Trollope’s popular fame rests on his six Barsetshire novels. Taken as a whole, they are interconnected by characters who appear in more than one of them, a technique that Trollope was to use again in his second series, known as the Political novels. The Barsetshire series established the novel-sequence in English fiction.
The most famous of the Barsetshire series is Barchester Towers. It is typical, however, of the entire chronicle, with its fine ironic tone and pleasantly complicated situations. Though the type of plot is social satire, no problems of social significance are given serious consideration, as its chief purpose is entertainment.
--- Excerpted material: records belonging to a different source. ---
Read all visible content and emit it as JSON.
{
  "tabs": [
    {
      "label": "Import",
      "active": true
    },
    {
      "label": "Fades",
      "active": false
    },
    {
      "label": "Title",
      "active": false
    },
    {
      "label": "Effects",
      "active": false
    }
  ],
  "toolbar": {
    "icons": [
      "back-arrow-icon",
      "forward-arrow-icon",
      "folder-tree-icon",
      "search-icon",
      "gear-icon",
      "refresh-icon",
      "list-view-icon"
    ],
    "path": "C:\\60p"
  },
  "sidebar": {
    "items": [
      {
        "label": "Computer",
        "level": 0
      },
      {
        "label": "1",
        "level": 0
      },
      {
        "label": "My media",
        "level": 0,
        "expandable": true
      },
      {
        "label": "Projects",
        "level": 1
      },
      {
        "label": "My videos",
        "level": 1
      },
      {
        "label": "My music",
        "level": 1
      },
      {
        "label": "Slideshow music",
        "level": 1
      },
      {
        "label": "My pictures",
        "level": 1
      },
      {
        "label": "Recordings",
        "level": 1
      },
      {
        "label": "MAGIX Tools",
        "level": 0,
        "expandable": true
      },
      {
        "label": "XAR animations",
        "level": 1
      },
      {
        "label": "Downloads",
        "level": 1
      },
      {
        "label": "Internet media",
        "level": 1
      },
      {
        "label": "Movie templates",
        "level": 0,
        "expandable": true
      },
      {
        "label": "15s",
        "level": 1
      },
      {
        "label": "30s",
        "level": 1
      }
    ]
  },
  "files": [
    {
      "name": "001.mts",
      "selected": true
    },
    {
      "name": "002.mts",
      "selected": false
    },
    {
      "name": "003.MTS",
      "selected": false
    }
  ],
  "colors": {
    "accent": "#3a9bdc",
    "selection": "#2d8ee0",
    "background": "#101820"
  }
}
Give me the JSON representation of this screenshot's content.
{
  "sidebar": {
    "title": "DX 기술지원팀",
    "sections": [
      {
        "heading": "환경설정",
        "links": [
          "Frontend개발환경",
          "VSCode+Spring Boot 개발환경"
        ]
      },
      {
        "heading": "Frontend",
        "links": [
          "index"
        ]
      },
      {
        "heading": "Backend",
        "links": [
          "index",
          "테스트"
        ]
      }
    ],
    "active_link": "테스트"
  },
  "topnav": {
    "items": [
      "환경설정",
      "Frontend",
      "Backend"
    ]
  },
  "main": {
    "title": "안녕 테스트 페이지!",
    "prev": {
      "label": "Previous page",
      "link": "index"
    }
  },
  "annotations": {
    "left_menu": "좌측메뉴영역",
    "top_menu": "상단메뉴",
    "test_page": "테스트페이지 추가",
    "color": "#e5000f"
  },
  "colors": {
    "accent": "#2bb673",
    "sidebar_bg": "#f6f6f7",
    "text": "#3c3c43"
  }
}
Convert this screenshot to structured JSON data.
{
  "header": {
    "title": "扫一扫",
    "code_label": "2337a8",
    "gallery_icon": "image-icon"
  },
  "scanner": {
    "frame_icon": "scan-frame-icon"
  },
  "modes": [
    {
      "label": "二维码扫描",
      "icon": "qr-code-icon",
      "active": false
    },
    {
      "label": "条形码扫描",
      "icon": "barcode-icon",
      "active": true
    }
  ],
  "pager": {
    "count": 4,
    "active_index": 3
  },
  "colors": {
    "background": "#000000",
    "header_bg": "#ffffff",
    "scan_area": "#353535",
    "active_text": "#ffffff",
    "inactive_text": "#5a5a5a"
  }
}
The series was conceived one summer evening in Salisbury, but the settings are, for the most part, in the imaginary west-country county of Barset and its chief town, Barchester. Barchester is a compilation of the many counties Trollope visited in his position as a civil servant. Barchester’s railroads and roads, its great lords and their fine castles, its squires and their parks, its towns, its parishes, and its rectors and their churches are all totally fictitious. From his careful observations and memories of his travels throughout England, however, Trollope pieced together a detailed map of Barchester. Thus, it has a totally convincing reality, based not particularly upon the geographical but rather upon Trollope’s sharp insight into the moral physiognomies of his characters.
The first book of the series, The Warden, sets a pattern to which Trollope adhered in the later books. In The Warden, the focus is upon a problem concerning the proper use of church endowments. Using his vivid imagination, Trollope set in motion the issues and conflicts that surrounded the problem and how it was approached by the various people involved, people with various modes and degrees of moral sensibility.
When Trollope returned to the milieu of The Warden in Barchester Towers, he introduced a number of subplots, all related to...
(The entire section is 836 words.)